Good coffee growing conditions are found above 1600 meters (5249ft) above sea level. So, when we turned our gaze to the coffee part of the trip, we drove daily from town to a different family plantation, scrabbling along gravel roads that seemed to hang by a prayer along insane cliff-edges, in a car designed for my grandmother, with Bon Jovi blasting out “Ooooh we’re halfway there… Oooh living on a prayer…”. Tell me about it! Our driver had only one music CD.

By this stage, I had decided that I was going to shoot whoever I could and let the Fair Trade person chase the people photographed for signatures after the fact. As I had very little time at each location, I used every trick in the book to try and get images of people without influencing the scene or their behavior by presenting a camera to their face. Most of the time it works. However, when you are in somebodies kitchen, for example, it is hard to not be noticed.

Hundreds of bags come into the warehouse every day and each is checked scientifically for moisture and the maturity of the beans. Then the experts test for taste and smell. The tasting is done at three different points as the coffee cools. Each temperature releases different aromas and flavors apparently.

Our last stop was on the western side of the Andes in the north of Peru.

This side of the mountains was much dryer.
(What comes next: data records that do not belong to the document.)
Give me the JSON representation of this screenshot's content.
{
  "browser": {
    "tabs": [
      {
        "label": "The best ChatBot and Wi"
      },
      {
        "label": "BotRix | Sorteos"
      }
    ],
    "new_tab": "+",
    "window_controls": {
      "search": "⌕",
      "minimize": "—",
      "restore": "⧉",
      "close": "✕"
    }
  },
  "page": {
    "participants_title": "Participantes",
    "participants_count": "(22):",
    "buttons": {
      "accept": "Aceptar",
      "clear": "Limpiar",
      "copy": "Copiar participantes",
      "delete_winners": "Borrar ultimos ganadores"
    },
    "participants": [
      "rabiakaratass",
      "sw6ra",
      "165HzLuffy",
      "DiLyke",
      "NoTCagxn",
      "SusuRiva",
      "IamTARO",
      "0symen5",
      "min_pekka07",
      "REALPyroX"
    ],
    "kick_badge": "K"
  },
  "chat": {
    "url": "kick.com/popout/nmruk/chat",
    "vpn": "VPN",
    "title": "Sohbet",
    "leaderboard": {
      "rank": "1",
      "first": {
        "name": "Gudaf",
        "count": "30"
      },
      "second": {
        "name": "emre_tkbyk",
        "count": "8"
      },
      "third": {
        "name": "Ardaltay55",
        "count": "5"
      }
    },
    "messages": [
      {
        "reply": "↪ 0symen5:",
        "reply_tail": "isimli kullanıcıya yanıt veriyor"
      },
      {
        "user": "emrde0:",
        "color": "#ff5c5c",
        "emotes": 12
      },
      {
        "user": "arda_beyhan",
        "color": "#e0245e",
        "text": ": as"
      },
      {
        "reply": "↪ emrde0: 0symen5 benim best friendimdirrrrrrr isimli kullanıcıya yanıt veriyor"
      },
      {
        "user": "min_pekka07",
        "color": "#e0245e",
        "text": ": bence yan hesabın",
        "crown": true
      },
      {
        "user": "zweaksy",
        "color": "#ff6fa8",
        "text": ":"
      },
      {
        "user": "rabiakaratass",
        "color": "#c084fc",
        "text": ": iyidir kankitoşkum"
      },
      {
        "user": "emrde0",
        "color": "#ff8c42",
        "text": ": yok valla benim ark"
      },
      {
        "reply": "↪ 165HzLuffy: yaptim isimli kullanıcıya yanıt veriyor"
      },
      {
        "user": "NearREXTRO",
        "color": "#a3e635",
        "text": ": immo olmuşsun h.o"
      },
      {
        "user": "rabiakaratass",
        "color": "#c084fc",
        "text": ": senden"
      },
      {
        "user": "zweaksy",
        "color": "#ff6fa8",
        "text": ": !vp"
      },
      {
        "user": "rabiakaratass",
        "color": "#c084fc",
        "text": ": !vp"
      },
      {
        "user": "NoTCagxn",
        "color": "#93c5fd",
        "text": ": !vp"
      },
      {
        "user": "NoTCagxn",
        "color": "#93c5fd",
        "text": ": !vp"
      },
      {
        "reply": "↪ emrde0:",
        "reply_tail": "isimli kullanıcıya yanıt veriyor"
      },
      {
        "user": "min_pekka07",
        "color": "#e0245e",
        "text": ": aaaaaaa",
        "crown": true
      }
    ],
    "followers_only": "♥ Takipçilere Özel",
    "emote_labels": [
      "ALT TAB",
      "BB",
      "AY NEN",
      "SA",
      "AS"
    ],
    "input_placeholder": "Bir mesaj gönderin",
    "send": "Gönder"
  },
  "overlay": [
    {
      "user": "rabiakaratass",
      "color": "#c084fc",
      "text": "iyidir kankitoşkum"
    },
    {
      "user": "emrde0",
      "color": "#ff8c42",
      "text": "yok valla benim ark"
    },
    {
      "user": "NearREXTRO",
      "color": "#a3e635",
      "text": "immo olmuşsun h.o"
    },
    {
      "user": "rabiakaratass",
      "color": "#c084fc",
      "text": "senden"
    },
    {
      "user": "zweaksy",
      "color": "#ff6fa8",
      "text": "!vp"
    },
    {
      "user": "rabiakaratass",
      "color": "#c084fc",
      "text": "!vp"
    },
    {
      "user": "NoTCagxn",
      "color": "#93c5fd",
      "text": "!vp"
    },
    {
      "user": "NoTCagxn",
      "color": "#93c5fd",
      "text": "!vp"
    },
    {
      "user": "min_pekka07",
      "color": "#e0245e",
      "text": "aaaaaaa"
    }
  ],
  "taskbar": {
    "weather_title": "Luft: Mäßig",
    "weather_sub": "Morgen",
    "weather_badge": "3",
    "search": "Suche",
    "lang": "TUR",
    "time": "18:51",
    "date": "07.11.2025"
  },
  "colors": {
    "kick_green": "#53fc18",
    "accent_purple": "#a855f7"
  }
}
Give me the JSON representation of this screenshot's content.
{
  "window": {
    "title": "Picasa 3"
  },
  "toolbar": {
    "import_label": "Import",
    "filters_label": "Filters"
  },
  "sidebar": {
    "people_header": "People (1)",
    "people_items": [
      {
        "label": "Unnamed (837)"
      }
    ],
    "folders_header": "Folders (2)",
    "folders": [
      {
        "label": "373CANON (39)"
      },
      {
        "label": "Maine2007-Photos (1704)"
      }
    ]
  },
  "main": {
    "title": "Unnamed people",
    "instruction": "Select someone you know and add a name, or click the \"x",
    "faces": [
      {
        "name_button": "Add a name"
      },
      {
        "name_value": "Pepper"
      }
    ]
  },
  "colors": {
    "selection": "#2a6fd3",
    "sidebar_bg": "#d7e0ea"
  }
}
The villages looked very traditional and the people looked less Hispanic and more Inca. The area is called “Corral de Piedra” (stone corral) The families live in very simple dwellings that expand as the family grows. Water reaches the villages by channels that are dug from a source some kilometers away and the plantations look like they are just clinging to life. Here, work is even harder as the coffee bags have to make their way to the gravel track from the valley below.

The Gear

I used Sony a7R III and a bunch of Sony’s primes and a couple of zooms. Every day was a complete surprise to me and the limited time available to actually photograph pushed me towards the zoom lenses flexibility (16-35mm and 24-70mm).

I am a big fan of both EVF and eye focus. From a production point of view, I wanted as little post-production as possible after the shot was taken and EVF is a great help here. Since switching to the Sony a7xx series, I ignore the exposure indicator at the bottom of the viewfinder and completely rely on the EVF which lets me concentrate on timing and composition. Eye focus is a quick short cut from changing focus via touch screen or joystick. It happens to be very accurate on the a7R III, and as I am mostly people photographer, I use it a lot.

What I Learned

It is hard work to produce both coffee and cacao. I am happy to pay a little more for my Fair Trade coffee/cacao so the people along the supply chain have a decent life.

When there are four Peruvian and two Gringos and there is only one chili to share between the six dishes. You better pay respect to that one chili!

Finally, a driver that almost kills you only twice along a five hour night crossing of the Andes is a good driver.

About the author: Giora Dan is a New Zealand based commercial and documentary photographer and educator. The opinions expressed in this article are solely those of the author. Dan has produced images for Panasonic Japan, Sony Asia Pacific, and Nikon Asia as well as geographic magazines and NGOs. More of his work available on his website and Instagram.